_Your objective_
The required result is every line of the records that includes "Табиғатты".

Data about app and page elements
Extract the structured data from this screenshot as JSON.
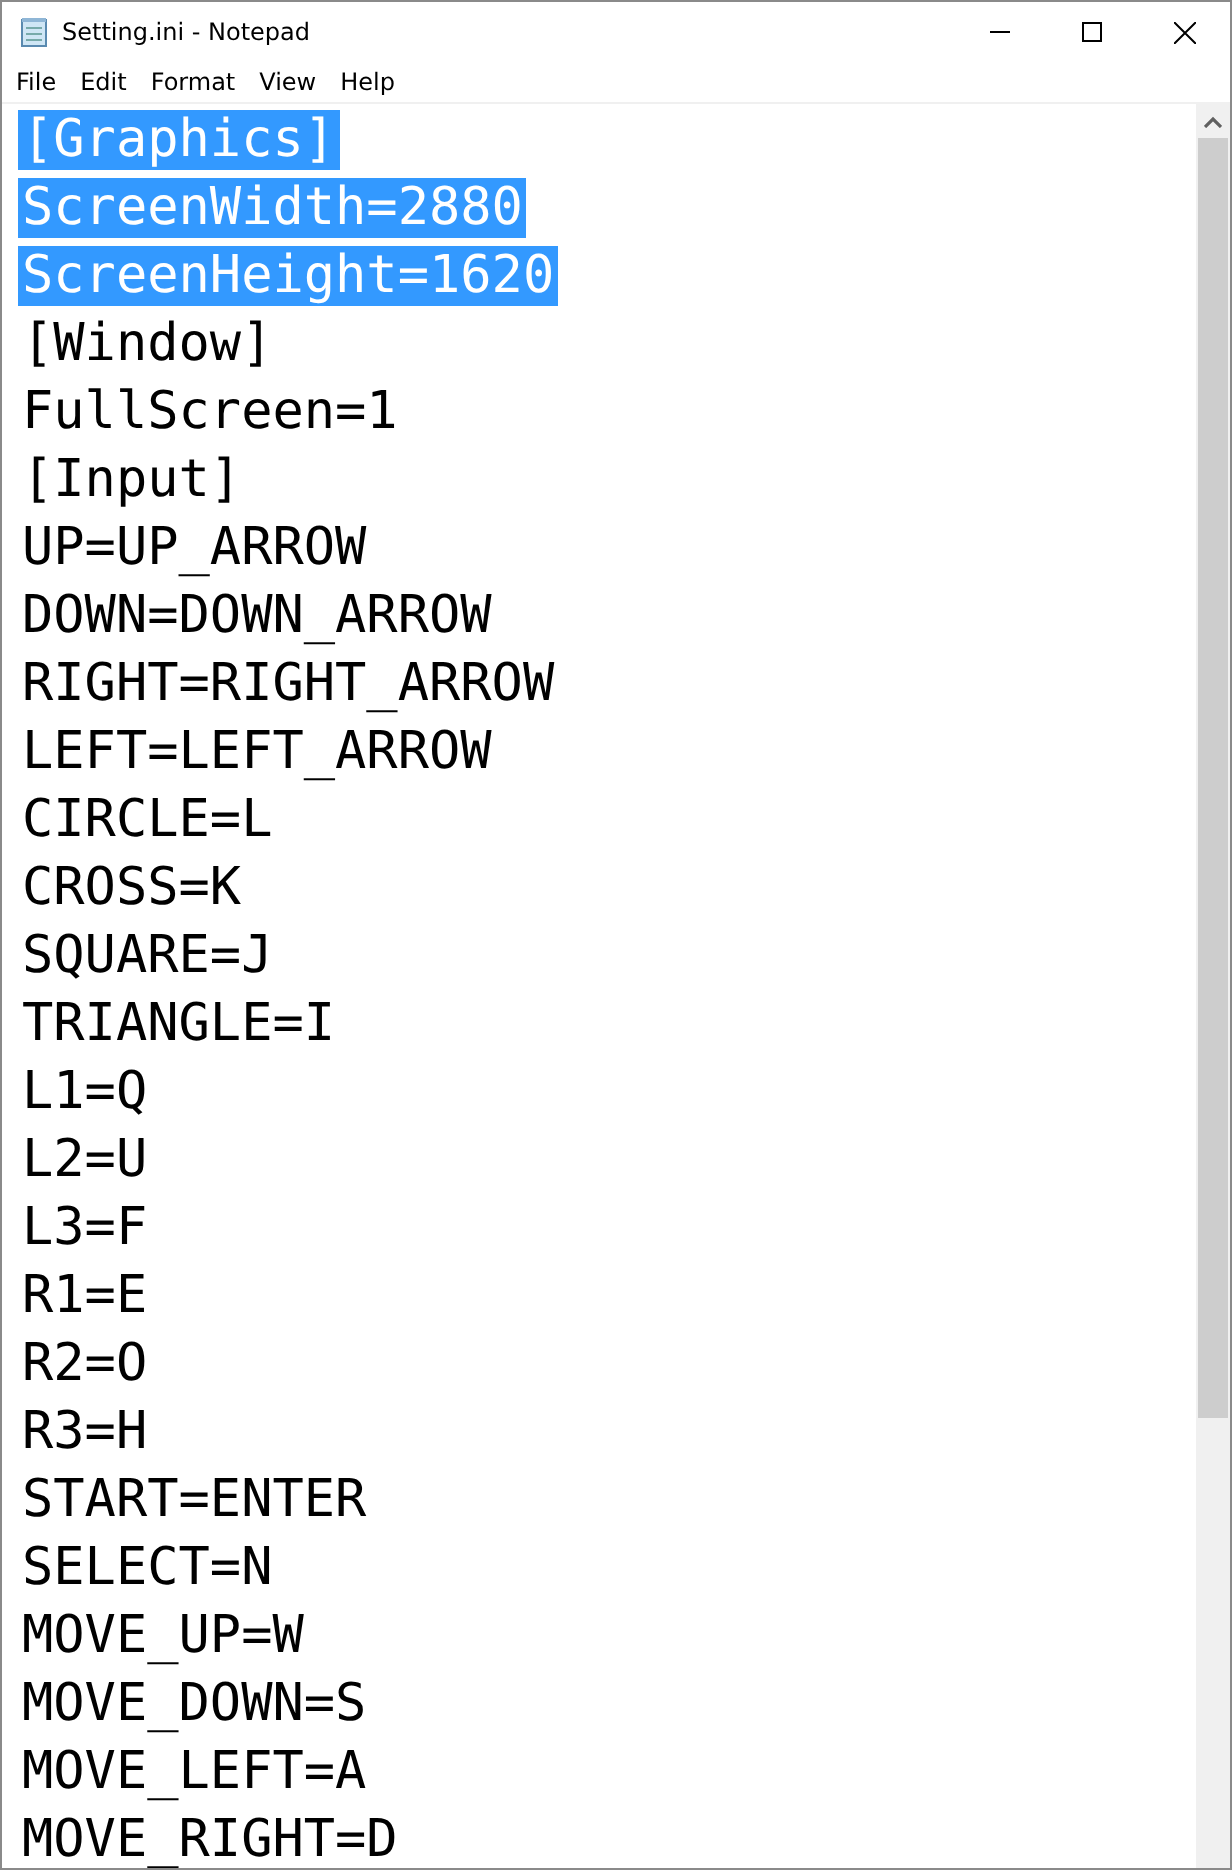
{
  "window": {
    "title": "Setting.ini - Notepad"
  },
  "menu": [
    "File",
    "Edit",
    "Format",
    "View",
    "Help"
  ],
  "lines": [
    {
      "text": "[Graphics]",
      "selected": true
    },
    {
      "text": "ScreenWidth=2880",
      "selected": true
    },
    {
      "text": "ScreenHeight=1620",
      "selected": true
    },
    {
      "text": "[Window]",
      "selected": false
    },
    {
      "text": "FullScreen=1",
      "selected": false
    },
    {
      "text": "[Input]",
      "selected": false
    },
    {
      "text": "UP=UP_ARROW",
      "selected": false
    },
    {
      "text": "DOWN=DOWN_ARROW",
      "selected": false
    },
    {
      "text": "RIGHT=RIGHT_ARROW",
      "selected": false
    },
    {
      "text": "LEFT=LEFT_ARROW",
      "selected": false
    },
    {
      "text": "CIRCLE=L",
      "selected": false
    },
    {
      "text": "CROSS=K",
      "selected": false
    },
    {
      "text": "SQUARE=J",
      "selected": false
    },
    {
      "text": "TRIANGLE=I",
      "selected": false
    },
    {
      "text": "L1=Q",
      "selected": false
    },
    {
      "text": "L2=U",
      "selected": false
    },
    {
      "text": "L3=F",
      "selected": false
    },
    {
      "text": "R1=E",
      "selected": false
    },
    {
      "text": "R2=O",
      "selected": false
    },
    {
      "text": "R3=H",
      "selected": false
    },
    {
      "text": "START=ENTER",
      "selected": false
    },
    {
      "text": "SELECT=N",
      "selected": false
    },
    {
      "text": "MOVE_UP=W",
      "selected": false
    },
    {
      "text": "MOVE_DOWN=S",
      "selected": false
    },
    {
      "text": "MOVE_LEFT=A",
      "selected": false
    },
    {
      "text": "MOVE_RIGHT=D",
      "selected": false
    }
  ]
}
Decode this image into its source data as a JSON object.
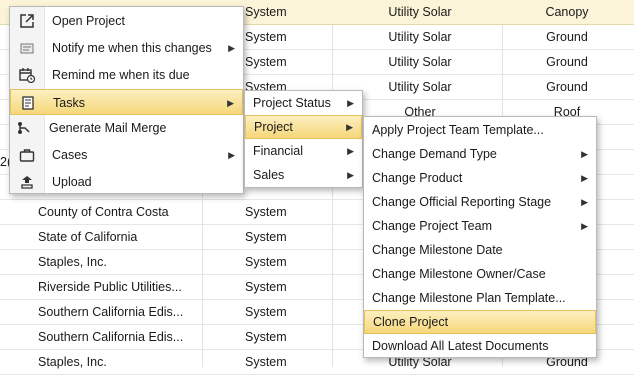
{
  "grid": {
    "rows": [
      {
        "name": "",
        "source": "System",
        "type": "Utility Solar",
        "mount": "Canopy"
      },
      {
        "name": "",
        "source": "System",
        "type": "Utility Solar",
        "mount": "Ground"
      },
      {
        "name": "",
        "source": "System",
        "type": "Utility Solar",
        "mount": "Ground"
      },
      {
        "name": "",
        "source": "System",
        "type": "Utility Solar",
        "mount": "Ground"
      },
      {
        "name": "",
        "source": "",
        "type": "Other",
        "mount": "Roof"
      },
      {
        "name": "",
        "source": "",
        "type": "",
        "mount": ""
      },
      {
        "name": "",
        "source": "",
        "type": "",
        "mount": ""
      },
      {
        "name": "",
        "source": "",
        "type": "",
        "mount": ""
      },
      {
        "name": "County of Contra Costa",
        "source": "System",
        "type": "",
        "mount": ""
      },
      {
        "name": "State of California",
        "source": "System",
        "type": "",
        "mount": ""
      },
      {
        "name": "Staples, Inc.",
        "source": "System",
        "type": "",
        "mount": ""
      },
      {
        "name": "Riverside Public Utilities...",
        "source": "System",
        "type": "",
        "mount": ""
      },
      {
        "name": "Southern California Edis...",
        "source": "System",
        "type": "",
        "mount": ""
      },
      {
        "name": "Southern California Edis...",
        "source": "System",
        "type": "",
        "mount": ""
      },
      {
        "name": "Staples, Inc.",
        "source": "System",
        "type": "Utility Solar",
        "mount": "Ground"
      }
    ],
    "partial_text": "2("
  },
  "context_menu": {
    "items": [
      {
        "label": "Open Project",
        "icon": "open-external-icon",
        "submenu": false
      },
      {
        "label": "Notify me when this changes",
        "icon": "notify-icon",
        "submenu": true
      },
      {
        "label": "Remind me when its due",
        "icon": "calendar-clock-icon",
        "submenu": false
      },
      {
        "label": "Tasks",
        "icon": "tasks-icon",
        "submenu": true,
        "highlighted": true
      },
      {
        "label": "Generate Mail Merge",
        "icon": "mail-merge-icon",
        "submenu": false
      },
      {
        "label": "Cases",
        "icon": "briefcase-icon",
        "submenu": true
      },
      {
        "label": "Upload",
        "icon": "upload-icon",
        "submenu": false
      }
    ]
  },
  "tasks_menu": {
    "items": [
      {
        "label": "Project Status",
        "submenu": true
      },
      {
        "label": "Project",
        "submenu": true,
        "highlighted": true
      },
      {
        "label": "Financial",
        "submenu": true
      },
      {
        "label": "Sales",
        "submenu": true
      }
    ]
  },
  "project_menu": {
    "items": [
      {
        "label": "Apply Project Team Template...",
        "submenu": false
      },
      {
        "label": "Change Demand Type",
        "submenu": true
      },
      {
        "label": "Change Product",
        "submenu": true
      },
      {
        "label": "Change Official Reporting Stage",
        "submenu": true
      },
      {
        "label": "Change Project Team",
        "submenu": true
      },
      {
        "label": "Change Milestone Date",
        "submenu": false
      },
      {
        "label": "Change Milestone Owner/Case",
        "submenu": false
      },
      {
        "label": "Change Milestone Plan Template...",
        "submenu": false
      },
      {
        "label": "Clone Project",
        "submenu": false,
        "highlighted": true
      },
      {
        "label": "Download All Latest Documents",
        "submenu": false
      }
    ]
  },
  "colors": {
    "header_bg": "#fbf4d8",
    "highlight_top": "#fdf0c0",
    "highlight_bottom": "#f5d77a",
    "menu_border": "#b9b9b9"
  }
}
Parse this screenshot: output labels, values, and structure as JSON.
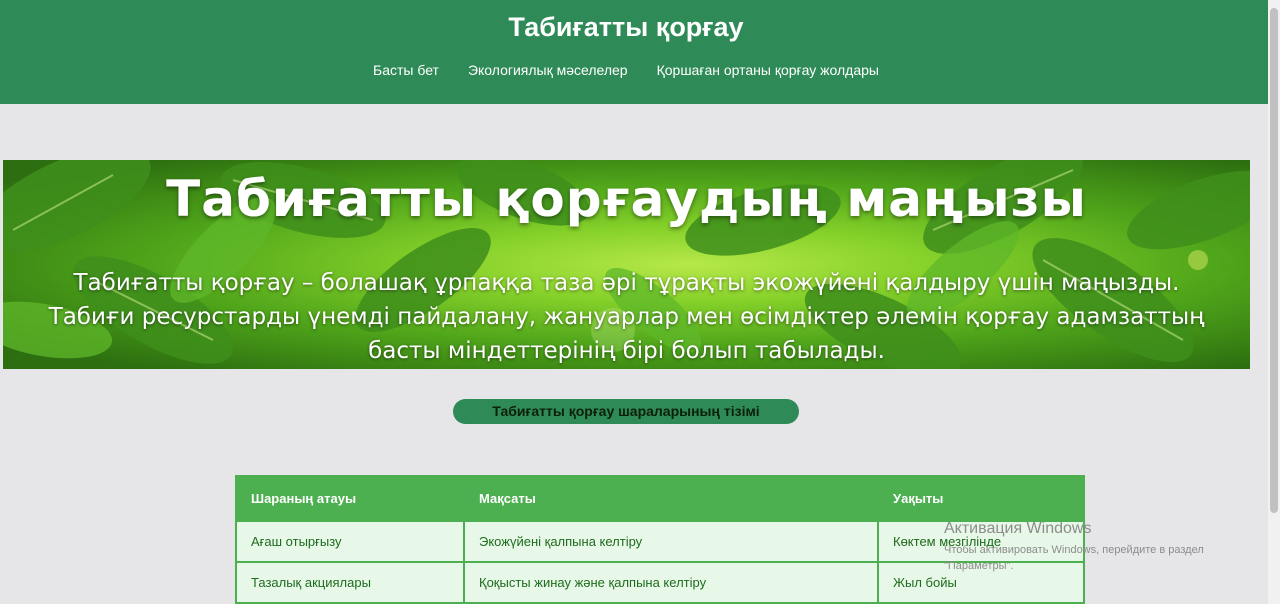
{
  "header": {
    "title": "Табиғатты қорғау",
    "nav": [
      "Басты бет",
      "Экологиялық мәселелер",
      "Қоршаған ортаны қорғау жолдары"
    ]
  },
  "hero": {
    "title": "Табиғатты қорғаудың маңызы",
    "text": "Табиғатты қорғау – болашақ ұрпаққа таза әрі тұрақты экожүйені қалдыру үшін маңызды. Табиғи ресурстарды үнемді пайдалану, жануарлар мен өсімдіктер әлемін қорғау адамзаттың басты міндеттерінің бірі болып табылады."
  },
  "list_button": "Табиғатты қорғау шараларының тізімі",
  "table": {
    "headers": [
      "Шараның атауы",
      "Мақсаты",
      "Уақыты"
    ],
    "rows": [
      [
        "Ағаш отырғызу",
        "Экожүйені қалпына келтіру",
        "Көктем мезгілінде"
      ],
      [
        "Тазалық акциялары",
        "Қоқысты жинау және қалпына келтіру",
        "Жыл бойы"
      ]
    ]
  },
  "watermark": {
    "title": "Активация Windows",
    "subtitle": "Чтобы активировать Windows, перейдите в раздел \"Параметры\"."
  },
  "colors": {
    "header_bg": "#2e8b57",
    "table_header_bg": "#4caf50",
    "table_cell_bg": "#e8f8e8",
    "page_bg": "#e6e6e8"
  }
}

_Completed exercise_
    "title": "Табиғатты қорғау",
    "title": "Табиғатты қорғаудың маңызы",
    "text": "Табиғатты қорғау – болашақ ұрпаққа таза әрі тұрақты экожүйені қалдыру үшін маңызды. Табиғи ресурстарды үнемді пайдалану, жануарлар мен өсімдіктер әлемін қорғау адамзаттың басты міндеттерінің бірі болып табылады."
  "list_button": "Табиғатты қорғау шараларының тізімі",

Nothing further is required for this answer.